**WORK ITEM**
Among the lines of the material, copy those that hold the string "name".
╭──
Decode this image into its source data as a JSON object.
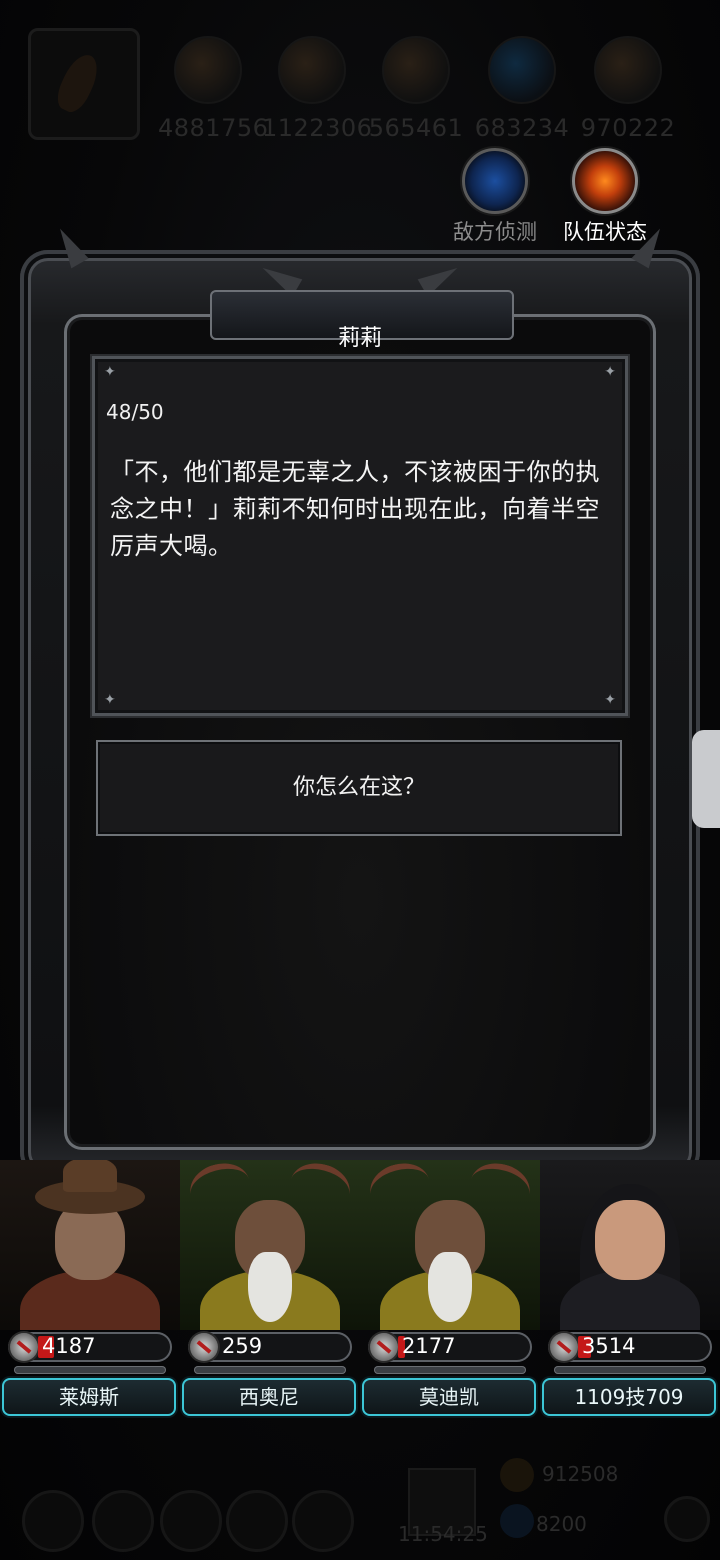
{
  "hud": {
    "resources": [
      {
        "icon": "orb-orange-icon",
        "value": "4881756"
      },
      {
        "icon": "orb-gold-icon",
        "value": "1122306"
      },
      {
        "icon": "orb-gray-icon",
        "value": "565461"
      },
      {
        "icon": "orb-blue-icon",
        "value": "683234"
      },
      {
        "icon": "orb-dark-icon",
        "value": "970222"
      }
    ],
    "enemy_scout_label": "敌方侦测",
    "team_status_label": "队伍状态"
  },
  "dialog": {
    "speaker": "莉莉",
    "progress": "48/50",
    "text": "「不，他们都是无辜之人，不该被困于你的执念之中！」莉莉不知何时出现在此，向着半空厉声大喝。",
    "choice": "你怎么在这？"
  },
  "party": [
    {
      "name": "莱姆斯",
      "power": "4187",
      "power_fill": 0.12
    },
    {
      "name": "西奥尼",
      "power": "259",
      "power_fill": 0.0
    },
    {
      "name": "莫迪凯",
      "power": "2177",
      "power_fill": 0.05
    },
    {
      "name": "1109技709",
      "power": "3514",
      "power_fill": 0.1
    }
  ],
  "bottom": {
    "gold": "912508",
    "gems": "8200",
    "time": "11:54:25"
  },
  "colors": {
    "accent_cyan": "#3cc6d6",
    "power_red": "#c41818",
    "frame_silver": "#6b6f74"
  }
}
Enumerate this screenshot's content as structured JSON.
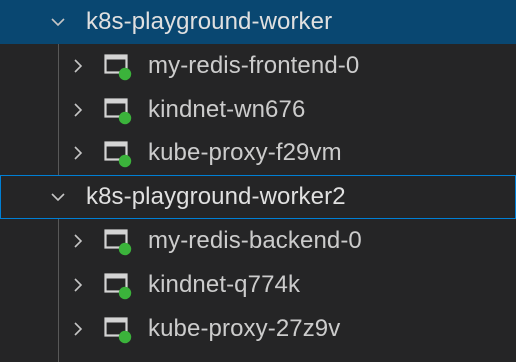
{
  "tree": {
    "nodes": [
      {
        "label": "k8s-playground-worker",
        "state": "expanded",
        "selected": true,
        "pods": [
          {
            "label": "my-redis-frontend-0",
            "status": "running"
          },
          {
            "label": "kindnet-wn676",
            "status": "running"
          },
          {
            "label": "kube-proxy-f29vm",
            "status": "running"
          }
        ]
      },
      {
        "label": "k8s-playground-worker2",
        "state": "expanded",
        "focused": true,
        "pods": [
          {
            "label": "my-redis-backend-0",
            "status": "running"
          },
          {
            "label": "kindnet-q774k",
            "status": "running"
          },
          {
            "label": "kube-proxy-27z9v",
            "status": "running"
          }
        ]
      }
    ],
    "colors": {
      "background": "#252526",
      "selection": "#094771",
      "focus_border": "#007fd4",
      "status_running": "#3bb33b",
      "text": "#cccccc"
    },
    "icons": {
      "expanded": "chevron-down-icon",
      "collapsed": "chevron-right-icon",
      "pod": "pod-icon"
    }
  }
}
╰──
**PROBLEM SOLUTION**
      "name": "莱姆斯",
      "name": "西奥尼",
      "name": "莫迪凯",
      "name": "1109技709",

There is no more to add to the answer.